Sometimes those of us who live outside Cuba forget that the country remains a dictatorship. But for the 11 million people living on the island, forgetting is impossible — they live the consequences every day.
The children of immigrants in America tend to take on two responsibilities: They care for their immigrant parents, and they care for other immigrants as if they were their own parents. That has been a noble American tradition for over two centuries. Few things are sadder or more treacherous than closing the door to immigrants who came after us, which is what some U.S. presidential candidates want to do.
We’re stuck. It’s almost midnight, and Mexico City’s airport doesn’t have enough gates to accommodate all the flights that are landing. So we wait: a half-hour in an airliner at a standstill, then another half-hour in a small bus, then an hour in line at customs. By daybreak, there is a chill in the air. But it doesn’t matter. I’m finally home, for a little while — to see my mother, my siblings and the city I left almost 33 years ago.
Exercising journalistic freedom in Mexico these days can be a heroic feat. In the last decade, some 80 Mexican journalists have been killed, and many more have faced reprisals or been threatened into silence, by criminals and public officials alike.
Dec. 2 was a typical day for me. I woke up early, due to jet lag. I sweated my way through a yoga class, paid some bills, wrote a bit, returned some calls, then went to the studio to interview chef José Andrés about the ways that food can change the world. A few hours later, I was on television, reporting on that day’s massacre, this time in San Bernardino, California.

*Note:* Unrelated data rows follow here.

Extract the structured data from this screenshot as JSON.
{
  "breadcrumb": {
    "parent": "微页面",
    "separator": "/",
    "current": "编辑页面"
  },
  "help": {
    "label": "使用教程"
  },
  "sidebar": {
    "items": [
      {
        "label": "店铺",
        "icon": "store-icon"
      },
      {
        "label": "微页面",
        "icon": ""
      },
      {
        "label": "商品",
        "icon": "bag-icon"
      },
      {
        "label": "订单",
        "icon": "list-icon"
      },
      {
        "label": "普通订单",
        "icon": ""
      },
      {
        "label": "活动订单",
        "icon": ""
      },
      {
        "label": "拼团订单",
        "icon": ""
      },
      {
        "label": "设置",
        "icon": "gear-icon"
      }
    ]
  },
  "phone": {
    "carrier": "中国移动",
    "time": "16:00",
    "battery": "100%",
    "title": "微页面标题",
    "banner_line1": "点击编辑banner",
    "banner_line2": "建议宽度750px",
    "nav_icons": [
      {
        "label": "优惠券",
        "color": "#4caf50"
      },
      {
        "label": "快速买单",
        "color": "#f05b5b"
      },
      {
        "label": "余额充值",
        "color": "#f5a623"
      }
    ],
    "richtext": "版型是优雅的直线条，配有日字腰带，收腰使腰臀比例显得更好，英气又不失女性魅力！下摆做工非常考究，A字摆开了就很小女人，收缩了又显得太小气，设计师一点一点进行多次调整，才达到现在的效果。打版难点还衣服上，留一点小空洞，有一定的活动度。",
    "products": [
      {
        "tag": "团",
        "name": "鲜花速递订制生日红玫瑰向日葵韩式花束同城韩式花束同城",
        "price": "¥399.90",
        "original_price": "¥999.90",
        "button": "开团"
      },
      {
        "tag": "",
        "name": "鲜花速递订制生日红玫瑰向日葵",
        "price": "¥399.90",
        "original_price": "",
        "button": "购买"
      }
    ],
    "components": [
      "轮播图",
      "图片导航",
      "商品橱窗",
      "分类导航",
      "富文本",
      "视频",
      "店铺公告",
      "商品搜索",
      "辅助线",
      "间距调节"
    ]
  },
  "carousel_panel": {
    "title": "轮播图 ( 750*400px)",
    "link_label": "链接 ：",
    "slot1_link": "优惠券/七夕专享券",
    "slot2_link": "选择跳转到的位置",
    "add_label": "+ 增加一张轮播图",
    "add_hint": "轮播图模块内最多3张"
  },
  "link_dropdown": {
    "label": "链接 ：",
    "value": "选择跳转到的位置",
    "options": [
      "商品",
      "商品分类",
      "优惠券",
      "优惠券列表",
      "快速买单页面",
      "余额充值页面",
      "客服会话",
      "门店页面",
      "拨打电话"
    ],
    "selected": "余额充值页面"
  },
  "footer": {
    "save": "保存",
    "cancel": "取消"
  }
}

PARIS — This city, one of the most beautiful and civilized in the world, is not the place you’d expect gunmen to stand outside a café and spray diners with bullets.